Dataset rows describing interfaces
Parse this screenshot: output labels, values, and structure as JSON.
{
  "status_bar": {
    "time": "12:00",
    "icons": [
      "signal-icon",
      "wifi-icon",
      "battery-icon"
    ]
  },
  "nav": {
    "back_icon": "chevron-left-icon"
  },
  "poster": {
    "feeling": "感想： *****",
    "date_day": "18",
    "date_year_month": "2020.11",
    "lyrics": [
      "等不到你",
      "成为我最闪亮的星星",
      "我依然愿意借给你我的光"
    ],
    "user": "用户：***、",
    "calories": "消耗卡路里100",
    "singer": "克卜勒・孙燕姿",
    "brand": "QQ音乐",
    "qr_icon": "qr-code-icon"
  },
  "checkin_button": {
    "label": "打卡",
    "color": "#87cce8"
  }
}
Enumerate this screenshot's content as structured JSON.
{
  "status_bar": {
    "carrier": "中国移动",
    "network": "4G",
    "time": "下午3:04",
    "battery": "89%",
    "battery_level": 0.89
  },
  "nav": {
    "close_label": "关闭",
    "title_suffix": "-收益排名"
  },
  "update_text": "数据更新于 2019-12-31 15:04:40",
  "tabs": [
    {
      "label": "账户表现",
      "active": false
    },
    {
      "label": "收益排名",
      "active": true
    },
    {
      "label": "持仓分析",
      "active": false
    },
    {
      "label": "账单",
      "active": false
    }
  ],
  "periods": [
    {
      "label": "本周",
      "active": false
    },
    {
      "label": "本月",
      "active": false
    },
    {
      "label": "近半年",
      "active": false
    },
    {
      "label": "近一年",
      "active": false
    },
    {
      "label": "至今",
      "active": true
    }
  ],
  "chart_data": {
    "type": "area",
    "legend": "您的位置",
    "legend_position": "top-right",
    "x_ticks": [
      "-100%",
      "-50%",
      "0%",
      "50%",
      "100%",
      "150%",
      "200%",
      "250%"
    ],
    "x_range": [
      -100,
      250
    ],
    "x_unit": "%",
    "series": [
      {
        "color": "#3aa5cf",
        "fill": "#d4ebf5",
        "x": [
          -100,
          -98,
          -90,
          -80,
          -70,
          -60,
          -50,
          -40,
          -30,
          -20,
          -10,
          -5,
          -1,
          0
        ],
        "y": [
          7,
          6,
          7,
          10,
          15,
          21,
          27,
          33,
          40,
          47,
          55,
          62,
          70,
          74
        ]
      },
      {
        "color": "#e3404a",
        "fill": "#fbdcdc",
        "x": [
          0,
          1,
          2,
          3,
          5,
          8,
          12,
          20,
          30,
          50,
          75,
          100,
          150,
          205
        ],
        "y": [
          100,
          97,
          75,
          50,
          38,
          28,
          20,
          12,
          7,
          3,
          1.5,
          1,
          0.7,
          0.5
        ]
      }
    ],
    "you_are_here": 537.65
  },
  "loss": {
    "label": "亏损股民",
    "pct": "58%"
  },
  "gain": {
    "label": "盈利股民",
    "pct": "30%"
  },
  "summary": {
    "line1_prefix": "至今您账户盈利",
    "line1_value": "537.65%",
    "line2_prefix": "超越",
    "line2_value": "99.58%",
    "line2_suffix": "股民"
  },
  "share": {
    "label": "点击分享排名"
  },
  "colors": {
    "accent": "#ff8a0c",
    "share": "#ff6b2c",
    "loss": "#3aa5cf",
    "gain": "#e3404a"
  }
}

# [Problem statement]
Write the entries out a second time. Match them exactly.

# [Problem solution]
Parse this screenshot: output labels, values, and structure as JSON.
{
  "status_bar": {
    "time": "12:00",
    "icons": [
      "signal-icon",
      "wifi-icon",
      "battery-icon"
    ]
  },
  "nav": {
    "back_icon": "chevron-left-icon"
  },
  "poster": {
    "feeling": "感想： *****",
    "date_day": "18",
    "date_year_month": "2020.11",
    "lyrics": [
      "等不到你",
      "成为我最闪亮的星星",
      "我依然愿意借给你我的光"
    ],
    "user": "用户：***、",
    "calories": "消耗卡路里100",
    "singer": "克卜勒・孙燕姿",
    "brand": "QQ音乐",
    "qr_icon": "qr-code-icon"
  },
  "checkin_button": {
    "label": "打卡",
    "color": "#87cce8"
  }
}
Enumerate this screenshot's content as structured JSON.
{
  "status_bar": {
    "carrier": "中国移动",
    "network": "4G",
    "time": "下午3:04",
    "battery": "89%",
    "battery_level": 0.89
  },
  "nav": {
    "close_label": "关闭",
    "title_suffix": "-收益排名"
  },
  "update_text": "数据更新于 2019-12-31 15:04:40",
  "tabs": [
    {
      "label": "账户表现",
      "active": false
    },
    {
      "label": "收益排名",
      "active": true
    },
    {
      "label": "持仓分析",
      "active": false
    },
    {
      "label": "账单",
      "active": false
    }
  ],
  "periods": [
    {
      "label": "本周",
      "active": false
    },
    {
      "label": "本月",
      "active": false
    },
    {
      "label": "近半年",
      "active": false
    },
    {
      "label": "近一年",
      "active": false
    },
    {
      "label": "至今",
      "active": true
    }
  ],
  "chart_data": {
    "type": "area",
    "legend": "您的位置",
    "legend_position": "top-right",
    "x_ticks": [
      "-100%",
      "-50%",
      "0%",
      "50%",
      "100%",
      "150%",
      "200%",
      "250%"
    ],
    "x_range": [
      -100,
      250
    ],
    "x_unit": "%",
    "series": [
      {
        "color": "#3aa5cf",
        "fill": "#d4ebf5",
        "x": [
          -100,
          -98,
          -90,
          -80,
          -70,
          -60,
          -50,
          -40,
          -30,
          -20,
          -10,
          -5,
          -1,
          0
        ],
        "y": [
          7,
          6,
          7,
          10,
          15,
          21,
          27,
          33,
          40,
          47,
          55,
          62,
          70,
          74
        ]
      },
      {
        "color": "#e3404a",
        "fill": "#fbdcdc",
        "x": [
          0,
          1,
          2,
          3,
          5,
          8,
          12,
          20,
          30,
          50,
          75,
          100,
          150,
          205
        ],
        "y": [
          100,
          97,
          75,
          50,
          38,
          28,
          20,
          12,
          7,
          3,
          1.5,
          1,
          0.7,
          0.5
        ]
      }
    ],
    "you_are_here": 537.65
  },
  "loss": {
    "label": "亏损股民",
    "pct": "58%"
  },
  "gain": {
    "label": "盈利股民",
    "pct": "30%"
  },
  "summary": {
    "line1_prefix": "至今您账户盈利",
    "line1_value": "537.65%",
    "line2_prefix": "超越",
    "line2_value": "99.58%",
    "line2_suffix": "股民"
  },
  "share": {
    "label": "点击分享排名"
  },
  "colors": {
    "accent": "#ff8a0c",
    "share": "#ff6b2c",
    "loss": "#3aa5cf",
    "gain": "#e3404a"
  }
}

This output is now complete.